Yes, and I have worked for the last two years as a consultant to Save Madison Valley community members over this very issue, where a proposed large mixed-use development threatens complete removal of a large tree grove and greenbelt. The city’s existing tree protection ordinance, design review, and critical areas ordinance have all been insufficient protections, and there is no provision in the city municipal code requiring 1:1 replacement or compensation. I have publicly advocated for ecological parity or compensation for the loss of tree canopy, habitat loss, CO2 Sequestration, and other ecological services.

12. YOUR PERSONAL STORY OF A TREE BACKGROUND: Trees and open space offer many community benefits: increased housing values, decreased rates of crime, offering protection against climate change, reducing air pollution that contributes to health problems like asthma, filtering and reducing storm water runoff, habitat for wildlife and quality of life for communities. Trees (especially older, larger, mature trees and forest canopy) are also likely the single most effective way to passively reduce carbon emissions at arguably no cost to the City.

QUESTION: Share with us your favorite tree or urban forest memory and why you support continued investment in trees as a community resource.

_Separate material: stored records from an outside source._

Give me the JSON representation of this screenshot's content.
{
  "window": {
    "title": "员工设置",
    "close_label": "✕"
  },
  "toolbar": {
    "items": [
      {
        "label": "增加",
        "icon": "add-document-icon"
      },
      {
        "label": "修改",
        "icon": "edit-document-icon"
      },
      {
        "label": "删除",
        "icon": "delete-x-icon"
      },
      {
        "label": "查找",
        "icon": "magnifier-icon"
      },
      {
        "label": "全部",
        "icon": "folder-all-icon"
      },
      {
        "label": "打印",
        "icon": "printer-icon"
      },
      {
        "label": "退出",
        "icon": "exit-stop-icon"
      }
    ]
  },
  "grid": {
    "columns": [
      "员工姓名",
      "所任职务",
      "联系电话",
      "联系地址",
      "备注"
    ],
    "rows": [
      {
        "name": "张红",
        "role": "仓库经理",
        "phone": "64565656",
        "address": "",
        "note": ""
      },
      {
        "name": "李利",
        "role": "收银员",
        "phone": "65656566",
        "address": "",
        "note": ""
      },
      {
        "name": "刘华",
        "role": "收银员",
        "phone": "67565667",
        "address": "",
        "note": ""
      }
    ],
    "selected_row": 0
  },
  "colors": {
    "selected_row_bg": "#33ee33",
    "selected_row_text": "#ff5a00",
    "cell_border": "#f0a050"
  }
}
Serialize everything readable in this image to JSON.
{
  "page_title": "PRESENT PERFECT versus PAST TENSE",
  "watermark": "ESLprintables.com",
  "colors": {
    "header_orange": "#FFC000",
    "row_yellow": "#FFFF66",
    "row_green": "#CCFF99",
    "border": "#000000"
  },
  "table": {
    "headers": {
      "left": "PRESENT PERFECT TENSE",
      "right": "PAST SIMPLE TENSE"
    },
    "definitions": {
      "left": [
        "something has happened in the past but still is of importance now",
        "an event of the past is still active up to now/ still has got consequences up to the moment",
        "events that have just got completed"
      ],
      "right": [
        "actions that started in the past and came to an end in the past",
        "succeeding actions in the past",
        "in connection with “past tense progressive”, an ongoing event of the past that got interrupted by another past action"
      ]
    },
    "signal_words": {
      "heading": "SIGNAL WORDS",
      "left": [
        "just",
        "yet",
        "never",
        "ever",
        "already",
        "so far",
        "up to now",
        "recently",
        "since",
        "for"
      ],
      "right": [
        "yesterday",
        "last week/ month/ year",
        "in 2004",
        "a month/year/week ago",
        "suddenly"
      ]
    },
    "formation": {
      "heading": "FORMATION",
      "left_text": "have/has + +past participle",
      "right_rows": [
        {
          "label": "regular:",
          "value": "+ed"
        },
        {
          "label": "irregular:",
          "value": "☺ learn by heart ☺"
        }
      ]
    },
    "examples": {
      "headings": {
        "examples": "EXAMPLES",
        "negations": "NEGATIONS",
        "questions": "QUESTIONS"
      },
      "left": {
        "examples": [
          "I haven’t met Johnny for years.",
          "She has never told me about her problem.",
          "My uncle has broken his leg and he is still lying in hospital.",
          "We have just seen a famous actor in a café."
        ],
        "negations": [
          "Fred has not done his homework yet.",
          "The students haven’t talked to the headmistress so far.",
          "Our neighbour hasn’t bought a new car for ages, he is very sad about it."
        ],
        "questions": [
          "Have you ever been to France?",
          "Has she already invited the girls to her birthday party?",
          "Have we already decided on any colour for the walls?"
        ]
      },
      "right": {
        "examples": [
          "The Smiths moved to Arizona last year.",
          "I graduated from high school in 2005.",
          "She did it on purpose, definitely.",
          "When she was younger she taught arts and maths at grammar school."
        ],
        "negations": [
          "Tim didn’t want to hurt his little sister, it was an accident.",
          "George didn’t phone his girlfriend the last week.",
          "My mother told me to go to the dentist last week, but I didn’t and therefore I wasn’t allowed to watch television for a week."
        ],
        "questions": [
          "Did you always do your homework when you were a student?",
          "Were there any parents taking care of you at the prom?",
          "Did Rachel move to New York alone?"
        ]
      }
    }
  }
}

The Washington Park Arboretum and What It Means to Me
As a special place of wonderment, experiential pleasure and discovery, I have loved the
Washington Park Arboretum since early boyhood. I grew up in the nearby Denny Blaine
neighborhood, and our family often visited the arboretum weekends for bicycling along
Arboretum Drive, exploring the miniature landscaping and artistry of the Japanese Tea Garden, swimming and fishing from Duck Bay and Foster Island, family picnics and Easter egg hunts (where real bunnies could be seen!), in the Flats along Azalea Way, and just casual strolls on the many pleasant and rightful trails. And with so many secret paths wending between so many magnificent and unusual trees, what a place for hide-and-seek—always a favorite of mine!
On the many visits to the arboretum with my father, he would often call attention to a particularly unusual tree or plant, and sometimes create a watercolor of the flowering azaleas or sketch lush landscape scenes while we happily played. To this day, I have a deep appreciation for the beauty of the collections and natural and cultivated landscapes found in the Arboretum, as well as for the educational, leisure and recreational opportunities it provides. Seattle just wouldn’t be the same without the Arboretum. Having such an expansive natural setting of rolling hills with a rich variety ornamental, native, and exotic trees and gardens in the heart of our city is truly a unique treasure for all. Thankfully, countless people in the community have fought against freeways and other threats to preserve and enhance this treasure. While institutions have been committed to the Arboretum for many years, these devotees have worked hard to make sure everyone has access to the same childhood experiences I was lucky enough to have as a boy. Now, with my own family and friends, I still enjoy frequent visits and many of the same activities in the Arboretum; a special place of permanence through changing times…
Arboretum Memories, Peter Steinbrueck, 2007